Connor Main lost little time in seeking out his next career move while working towards his degree in 2017. And as far as he’s concerned, the key to success when it came to finding that all-important job was ‘to start looking early, and try and balance out your CV’.

The Lancaster-based web-hosting support worker explained:

“I first met Nublue in February at the careers fair, something I’d definitely recommend. I ended up starting the week before my final hand-in – part time, thankfully! I was pushing things by leaving it that long, to be honest. Many places stop taking applications around then. I know we are this year, so I was quite lucky. Looking when you’ve finished exams is too late. Not only is knowing you’ve got a job after university a great weight off your mind when writing your last assignments, but by beating the rush you’re in a far better place to see what’s available. You’ve already proved you’re organised to employers, there’s more on offer as places haven’t been taken, and the competition for what’s available isn’t quite as steep.”
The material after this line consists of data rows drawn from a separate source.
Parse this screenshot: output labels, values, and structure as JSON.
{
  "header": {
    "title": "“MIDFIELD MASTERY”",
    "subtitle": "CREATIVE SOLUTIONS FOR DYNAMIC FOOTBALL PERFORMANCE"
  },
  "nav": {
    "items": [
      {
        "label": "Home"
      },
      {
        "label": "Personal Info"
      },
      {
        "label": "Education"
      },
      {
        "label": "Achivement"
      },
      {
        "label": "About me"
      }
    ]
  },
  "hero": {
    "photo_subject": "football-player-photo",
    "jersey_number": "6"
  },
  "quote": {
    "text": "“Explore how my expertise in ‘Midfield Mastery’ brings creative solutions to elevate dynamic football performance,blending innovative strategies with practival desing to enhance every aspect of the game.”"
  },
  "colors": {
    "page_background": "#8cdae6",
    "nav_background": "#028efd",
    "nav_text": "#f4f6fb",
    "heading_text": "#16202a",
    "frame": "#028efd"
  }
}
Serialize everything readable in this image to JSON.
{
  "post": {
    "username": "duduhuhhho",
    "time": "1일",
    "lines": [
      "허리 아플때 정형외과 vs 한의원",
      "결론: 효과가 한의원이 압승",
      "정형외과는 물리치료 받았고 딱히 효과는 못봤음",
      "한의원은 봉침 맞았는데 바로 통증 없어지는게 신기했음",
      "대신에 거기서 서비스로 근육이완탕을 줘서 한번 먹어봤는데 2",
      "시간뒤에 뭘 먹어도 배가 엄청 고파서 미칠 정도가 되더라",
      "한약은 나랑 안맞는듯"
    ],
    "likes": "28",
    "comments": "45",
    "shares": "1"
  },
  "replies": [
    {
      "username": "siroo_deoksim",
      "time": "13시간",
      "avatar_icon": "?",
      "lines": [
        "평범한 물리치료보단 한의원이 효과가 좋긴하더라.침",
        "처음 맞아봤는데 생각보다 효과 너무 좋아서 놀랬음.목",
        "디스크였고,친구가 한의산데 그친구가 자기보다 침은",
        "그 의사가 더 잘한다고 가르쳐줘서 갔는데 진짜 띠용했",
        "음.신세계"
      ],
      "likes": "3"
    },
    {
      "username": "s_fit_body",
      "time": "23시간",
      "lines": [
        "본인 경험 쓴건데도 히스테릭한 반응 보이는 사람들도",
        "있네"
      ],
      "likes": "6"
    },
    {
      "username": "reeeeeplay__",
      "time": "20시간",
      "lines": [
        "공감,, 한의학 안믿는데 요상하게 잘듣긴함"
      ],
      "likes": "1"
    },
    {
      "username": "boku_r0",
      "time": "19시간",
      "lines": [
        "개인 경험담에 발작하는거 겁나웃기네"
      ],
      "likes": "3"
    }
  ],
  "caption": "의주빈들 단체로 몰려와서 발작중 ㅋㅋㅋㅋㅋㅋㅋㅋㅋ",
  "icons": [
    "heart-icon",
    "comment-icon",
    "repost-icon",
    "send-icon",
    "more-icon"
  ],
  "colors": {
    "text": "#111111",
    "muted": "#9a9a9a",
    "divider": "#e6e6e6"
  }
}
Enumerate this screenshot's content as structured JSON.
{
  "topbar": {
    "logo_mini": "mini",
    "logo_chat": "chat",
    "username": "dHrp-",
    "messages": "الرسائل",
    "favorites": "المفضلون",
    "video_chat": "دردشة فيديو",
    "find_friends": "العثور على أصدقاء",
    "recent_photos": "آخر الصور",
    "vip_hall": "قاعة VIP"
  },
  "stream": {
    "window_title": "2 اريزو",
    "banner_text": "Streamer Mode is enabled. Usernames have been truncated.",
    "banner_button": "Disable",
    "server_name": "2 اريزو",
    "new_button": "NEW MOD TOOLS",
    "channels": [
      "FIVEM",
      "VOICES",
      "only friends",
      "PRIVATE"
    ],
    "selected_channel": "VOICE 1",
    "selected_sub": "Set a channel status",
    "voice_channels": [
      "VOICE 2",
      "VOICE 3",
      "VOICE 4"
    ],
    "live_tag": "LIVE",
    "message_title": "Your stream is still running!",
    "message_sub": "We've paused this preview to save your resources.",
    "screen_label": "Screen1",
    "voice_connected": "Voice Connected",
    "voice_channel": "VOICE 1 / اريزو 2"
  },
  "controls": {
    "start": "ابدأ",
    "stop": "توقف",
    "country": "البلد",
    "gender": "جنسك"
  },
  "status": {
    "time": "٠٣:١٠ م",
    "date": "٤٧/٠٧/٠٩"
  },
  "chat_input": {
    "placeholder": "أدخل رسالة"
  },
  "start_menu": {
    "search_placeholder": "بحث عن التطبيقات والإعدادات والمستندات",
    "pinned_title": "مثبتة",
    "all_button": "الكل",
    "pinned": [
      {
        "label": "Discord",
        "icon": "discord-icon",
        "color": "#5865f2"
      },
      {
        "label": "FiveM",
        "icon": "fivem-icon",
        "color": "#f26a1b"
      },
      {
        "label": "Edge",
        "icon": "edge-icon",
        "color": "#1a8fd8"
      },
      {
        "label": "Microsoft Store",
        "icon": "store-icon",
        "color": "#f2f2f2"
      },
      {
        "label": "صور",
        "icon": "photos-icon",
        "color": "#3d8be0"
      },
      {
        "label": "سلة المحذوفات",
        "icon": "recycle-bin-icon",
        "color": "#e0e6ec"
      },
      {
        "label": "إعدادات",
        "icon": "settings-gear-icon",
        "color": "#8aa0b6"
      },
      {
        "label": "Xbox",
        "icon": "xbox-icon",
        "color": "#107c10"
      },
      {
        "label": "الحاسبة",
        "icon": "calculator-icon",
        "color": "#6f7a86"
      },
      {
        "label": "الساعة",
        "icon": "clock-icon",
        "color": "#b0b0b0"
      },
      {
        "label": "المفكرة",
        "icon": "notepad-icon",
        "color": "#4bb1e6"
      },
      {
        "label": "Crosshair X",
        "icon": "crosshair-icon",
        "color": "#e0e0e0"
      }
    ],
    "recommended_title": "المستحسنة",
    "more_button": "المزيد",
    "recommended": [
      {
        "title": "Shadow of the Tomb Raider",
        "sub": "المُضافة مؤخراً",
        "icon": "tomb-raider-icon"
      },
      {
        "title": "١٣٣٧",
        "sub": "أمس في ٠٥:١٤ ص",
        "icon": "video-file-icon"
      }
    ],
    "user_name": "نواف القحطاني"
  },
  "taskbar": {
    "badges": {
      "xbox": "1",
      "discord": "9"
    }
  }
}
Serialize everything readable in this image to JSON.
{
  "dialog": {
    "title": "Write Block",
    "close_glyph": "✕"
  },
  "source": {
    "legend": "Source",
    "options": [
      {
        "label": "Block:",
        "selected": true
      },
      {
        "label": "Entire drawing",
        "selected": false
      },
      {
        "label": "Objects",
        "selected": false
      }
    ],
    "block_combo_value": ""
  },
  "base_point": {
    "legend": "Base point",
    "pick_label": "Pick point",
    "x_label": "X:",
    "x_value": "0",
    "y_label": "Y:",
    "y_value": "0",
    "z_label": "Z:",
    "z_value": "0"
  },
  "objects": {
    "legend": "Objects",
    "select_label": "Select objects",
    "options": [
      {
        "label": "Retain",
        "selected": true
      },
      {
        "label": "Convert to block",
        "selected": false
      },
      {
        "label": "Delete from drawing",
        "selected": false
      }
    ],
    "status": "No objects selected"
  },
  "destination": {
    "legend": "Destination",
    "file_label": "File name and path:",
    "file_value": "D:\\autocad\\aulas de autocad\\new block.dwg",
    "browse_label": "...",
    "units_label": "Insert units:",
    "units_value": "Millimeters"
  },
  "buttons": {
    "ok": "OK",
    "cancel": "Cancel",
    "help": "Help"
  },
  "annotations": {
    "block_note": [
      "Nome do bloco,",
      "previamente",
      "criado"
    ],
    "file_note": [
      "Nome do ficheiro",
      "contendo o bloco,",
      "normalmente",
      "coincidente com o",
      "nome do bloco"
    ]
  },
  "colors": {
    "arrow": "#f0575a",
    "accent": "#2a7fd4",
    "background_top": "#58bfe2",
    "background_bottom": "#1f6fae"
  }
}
In his current role, Connor provides support for clients whose websites are hosted on Nublue’s servers, and said, “it’s very much a client-facing role, testing inter-personal skills as much as technical expertise.” His responsibilities include fielding calls, live chats and emails, often assisting clients with various queries, from troubleshooting to server-related tasks. That might include dealing with SSL installations, domain management, DNS configurations, client compromises, and billing requests. He added, “because we’re a relatively small business I also get the chance to do more unusual tasks as they crop up, such as data auditing.”

Connor sees various benefits from his time at Edge Hill in helping him in his role, not just his level of technical knowledge but also an ability to deal with working in and co-ordinating a team, instilling a proactive work ethic, and understanding time management.

“University taught me how to research and understand new concepts quickly, process them and be able to explain them to someone else – which when starting in my job was invaluable, particularly as I studied programming and security, so didn’t have a huge amount of networking experience. This was further built through a summer placement after my first year – again something I managed to get through the university.

“As well as putting me in touch with my employer through its careers fair, the University provided support throughout the interview process, such as CV proof-reading and interview preparation workshops. I’ve been receiving invitations to events for postgraduates looking for work, so it’s good to know the support is still there should I need it.”

His advice to those interested in similar opportunities?

“When I was job hunting, looking for graduate schemes and placements, I found a lot of employers provided training, and were more interested in finding the ‘right fit’ for the business. Having the knowledge already is recommended, and having a good degree will prove your dedication and ability to learn, but it isn’t necessarily enough – other ‘stuff’ really helps to sell yourself as a person, and provides great talking points in interviews, which can then be brought around to prove why you should get the job.”

For more information about studying BSc (Hons) Computing, click here.